Tech & Work

Review: WinZip Self-Extractor 4.0

WinZip Self-Extractor 4.0 has many powerful features for creating automated archives, but does that justify the asking price?

Anyone who knows a thing or two about file compression software probably has utilized the self-extracting archive option at some point. Depending on what the package will be used for, a self-extracting EXE takes any archive management software out of the picture by doing a quick decompress job within a self-contained application. As an example, setup programs can use self-extracting archives in order to keep their overall file size down for online delivery purposes while eliminating the need to manually "unzip" the setup files to disk first.

WinZip can handle it

WinZip, a utility known as the grand-daddy of all archive software for the Windows platform, has two options available to anyone wishing to create a self-extracting archive. Either use the personal-edition SFX creator that comes with WinZip proper, or pony up for the WinZip Self-Extractor companion program. According to Corel, the current developer of the WinZip family of tools, WinZip Self-Extractor goes above and beyond what the personal edition is capable of doing, by allowing for added features like AES-encrypted archives, launching an included setup program automatically and deleting the temp files after completion, using custom icons for the compiled EXE, specifying whether or not Administrator rights are required, and more.

The interface for building an EXE is simple to navigate, since it works along the same lines as a step-by-step wizard. I was able to create a self-extracting archive that looked professional and clean, complete with a message that would appear before extraction. I can see the message part being used for simple notes, warnings and even a simple "click-through" license agreement, so long as the message stays within 512 characters. Once finished, you get an opportunity to look the archive over to ensure that it was created the way you want it.

Bottom line

Now comes the hard part of this review - the verdict. If I was to have reviewed WinZip Self-Extractor less than a decade ago, I would have said this software was the best for what it does. However, with perfectly capable alternative products out there that can do what WinZip's solution does, sometimes even for free, I can't see the point to this program, unless you have a dedicated usage situation that ties you to WinZip. If you take a look at 7-Zip for instance, the program can create self-extractor archives easily.
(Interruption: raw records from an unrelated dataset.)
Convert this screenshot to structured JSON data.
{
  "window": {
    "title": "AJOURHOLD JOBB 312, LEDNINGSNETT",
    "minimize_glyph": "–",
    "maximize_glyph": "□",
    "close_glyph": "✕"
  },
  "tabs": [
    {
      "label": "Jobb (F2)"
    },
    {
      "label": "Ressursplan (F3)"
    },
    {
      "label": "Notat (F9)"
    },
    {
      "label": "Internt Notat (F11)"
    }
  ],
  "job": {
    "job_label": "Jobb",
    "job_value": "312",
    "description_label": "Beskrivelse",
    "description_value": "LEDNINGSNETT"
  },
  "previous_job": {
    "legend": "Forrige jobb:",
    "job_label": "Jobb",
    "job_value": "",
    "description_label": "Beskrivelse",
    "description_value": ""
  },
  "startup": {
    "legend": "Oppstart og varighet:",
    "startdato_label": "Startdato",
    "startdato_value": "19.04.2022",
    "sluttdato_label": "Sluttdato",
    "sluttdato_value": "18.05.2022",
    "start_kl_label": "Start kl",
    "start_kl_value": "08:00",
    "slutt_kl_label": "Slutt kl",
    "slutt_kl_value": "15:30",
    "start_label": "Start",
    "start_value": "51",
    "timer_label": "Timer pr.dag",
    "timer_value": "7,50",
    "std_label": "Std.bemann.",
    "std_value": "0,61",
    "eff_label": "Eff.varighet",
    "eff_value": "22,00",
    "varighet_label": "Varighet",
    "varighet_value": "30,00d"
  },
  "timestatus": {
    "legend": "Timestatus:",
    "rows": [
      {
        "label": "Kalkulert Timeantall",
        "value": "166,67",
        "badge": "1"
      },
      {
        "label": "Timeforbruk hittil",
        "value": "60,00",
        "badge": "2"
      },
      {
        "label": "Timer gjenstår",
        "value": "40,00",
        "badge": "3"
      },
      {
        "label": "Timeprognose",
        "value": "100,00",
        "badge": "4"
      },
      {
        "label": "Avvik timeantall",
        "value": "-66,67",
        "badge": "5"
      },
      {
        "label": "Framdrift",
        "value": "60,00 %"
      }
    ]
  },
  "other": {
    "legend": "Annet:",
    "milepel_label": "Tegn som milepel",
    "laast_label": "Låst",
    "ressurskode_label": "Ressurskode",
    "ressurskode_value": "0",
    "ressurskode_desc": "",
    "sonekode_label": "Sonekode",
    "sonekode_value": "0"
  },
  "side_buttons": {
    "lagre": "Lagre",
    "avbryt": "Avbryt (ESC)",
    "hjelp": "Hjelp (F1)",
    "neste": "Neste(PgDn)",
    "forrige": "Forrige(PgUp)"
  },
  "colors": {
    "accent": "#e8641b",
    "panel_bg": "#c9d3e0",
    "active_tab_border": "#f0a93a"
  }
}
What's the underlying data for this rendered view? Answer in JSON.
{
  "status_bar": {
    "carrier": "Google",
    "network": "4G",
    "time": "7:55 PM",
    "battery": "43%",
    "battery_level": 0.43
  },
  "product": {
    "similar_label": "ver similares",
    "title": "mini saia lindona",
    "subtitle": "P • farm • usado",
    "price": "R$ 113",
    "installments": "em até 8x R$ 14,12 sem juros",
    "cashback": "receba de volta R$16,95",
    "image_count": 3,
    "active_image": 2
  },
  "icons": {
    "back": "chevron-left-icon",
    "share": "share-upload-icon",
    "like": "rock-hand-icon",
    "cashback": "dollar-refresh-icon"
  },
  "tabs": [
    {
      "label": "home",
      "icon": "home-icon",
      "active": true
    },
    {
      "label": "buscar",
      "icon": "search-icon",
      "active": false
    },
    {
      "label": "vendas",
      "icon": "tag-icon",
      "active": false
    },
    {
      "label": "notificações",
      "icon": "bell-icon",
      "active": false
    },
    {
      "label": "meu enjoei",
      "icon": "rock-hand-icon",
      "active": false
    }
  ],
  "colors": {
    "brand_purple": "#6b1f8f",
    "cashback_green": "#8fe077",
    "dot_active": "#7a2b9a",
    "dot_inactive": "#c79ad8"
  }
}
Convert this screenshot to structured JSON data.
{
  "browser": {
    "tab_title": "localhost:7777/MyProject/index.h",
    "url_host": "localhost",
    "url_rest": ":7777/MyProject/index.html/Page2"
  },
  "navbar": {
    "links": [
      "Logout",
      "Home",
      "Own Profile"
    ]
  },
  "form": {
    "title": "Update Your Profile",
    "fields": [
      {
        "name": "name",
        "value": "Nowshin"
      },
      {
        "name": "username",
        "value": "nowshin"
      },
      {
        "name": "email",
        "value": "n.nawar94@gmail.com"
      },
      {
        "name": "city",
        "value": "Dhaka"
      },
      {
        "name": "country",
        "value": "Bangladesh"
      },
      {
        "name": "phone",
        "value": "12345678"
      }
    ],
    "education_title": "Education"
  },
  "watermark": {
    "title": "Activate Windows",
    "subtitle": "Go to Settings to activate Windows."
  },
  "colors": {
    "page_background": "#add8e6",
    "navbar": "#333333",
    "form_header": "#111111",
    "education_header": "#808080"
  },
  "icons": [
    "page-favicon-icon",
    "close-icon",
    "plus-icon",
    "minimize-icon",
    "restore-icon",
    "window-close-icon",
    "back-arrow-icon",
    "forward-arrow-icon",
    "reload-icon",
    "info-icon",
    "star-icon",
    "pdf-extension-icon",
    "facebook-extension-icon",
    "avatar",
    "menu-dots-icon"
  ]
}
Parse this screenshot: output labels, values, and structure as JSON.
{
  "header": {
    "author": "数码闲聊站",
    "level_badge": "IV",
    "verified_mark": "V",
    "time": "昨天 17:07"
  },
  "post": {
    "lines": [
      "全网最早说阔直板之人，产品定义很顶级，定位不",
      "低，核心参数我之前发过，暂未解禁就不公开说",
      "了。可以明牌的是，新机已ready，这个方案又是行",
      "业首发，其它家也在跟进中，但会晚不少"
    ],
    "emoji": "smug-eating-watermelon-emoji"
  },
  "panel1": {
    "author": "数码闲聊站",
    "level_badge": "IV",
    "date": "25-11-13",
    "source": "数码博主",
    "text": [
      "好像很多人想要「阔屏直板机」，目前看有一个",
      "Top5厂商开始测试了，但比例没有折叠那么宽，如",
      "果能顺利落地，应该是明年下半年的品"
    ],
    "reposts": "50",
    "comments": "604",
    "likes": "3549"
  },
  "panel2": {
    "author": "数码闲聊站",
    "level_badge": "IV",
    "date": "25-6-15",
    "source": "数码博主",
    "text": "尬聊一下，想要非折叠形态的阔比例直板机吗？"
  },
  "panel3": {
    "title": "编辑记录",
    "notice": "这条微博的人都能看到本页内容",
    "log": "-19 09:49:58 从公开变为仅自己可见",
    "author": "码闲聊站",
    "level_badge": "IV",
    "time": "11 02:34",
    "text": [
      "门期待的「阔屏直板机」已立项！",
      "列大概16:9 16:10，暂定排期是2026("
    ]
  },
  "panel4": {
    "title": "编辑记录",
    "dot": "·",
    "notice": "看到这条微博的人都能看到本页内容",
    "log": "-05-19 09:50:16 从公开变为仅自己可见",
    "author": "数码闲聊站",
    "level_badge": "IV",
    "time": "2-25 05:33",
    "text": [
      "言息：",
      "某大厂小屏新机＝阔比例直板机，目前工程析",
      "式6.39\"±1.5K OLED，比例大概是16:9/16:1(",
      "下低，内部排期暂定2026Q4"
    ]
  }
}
Granted, you don't get fancy bells and whistles like changing the icon of your package and auto-run, but when you go to look at WinZip Self-Extractor's hefty $49.99 price tag, it makes absolutely no sense in my mind to purchase.

If Corel could come out with something new and fresh in this space, perhaps something that can cater to the new Windows 8 UI (formerly known as Metro UI) or even provide the ability to "secure" the EXE with a certificate (much like PKZIP's SecureZip does), it would better justify the $49.99 price tag. Personally though, considering that Corel has made zero improvements to the software since the late 2000s, it's unlikely to get updated anytime soon and I wouldn't recommend buying this software, at least for now, considering its limited features and user appeal. My recommendation is to stick to freeware solutions instead.

Also read:


An avid technology writer and an IT guru, Matthew is here to help bring the best in software, hardware and the web to the collective consciousness of TechRepublic's readership. In addition to writing for TechRepublic, Matthew currently works as a Cus...


I used to use WinZip exclusively for creating archives and self-extracting installers but not any more. The new ownership seems more interested in milking a cash cow than innovating, and it's difficult to justify the $50 price tag. 7-Zip is a great alternative and Inno Setup is wonderfully simple installer.


I licensed and used WinZip back in the day when all updates were free. That went on for a number of years until they came under new ownership and started selling annual updates, whether they were needed or not. That was when I started depending on PKZip or freeware like Zip-7.

Matt Nawrocki
Matt Nawrocki

WinZip products have taken a turn for the worse once version 8.0 came to town. Nico Mak Computing pretty much got swallowed by Corel if memory serves me correct and they milk the products without mercy. Btw, I wrote a review on Inno Setup last week if you are interested. It's a nice piece of software like you mentioned.

Editor's Picks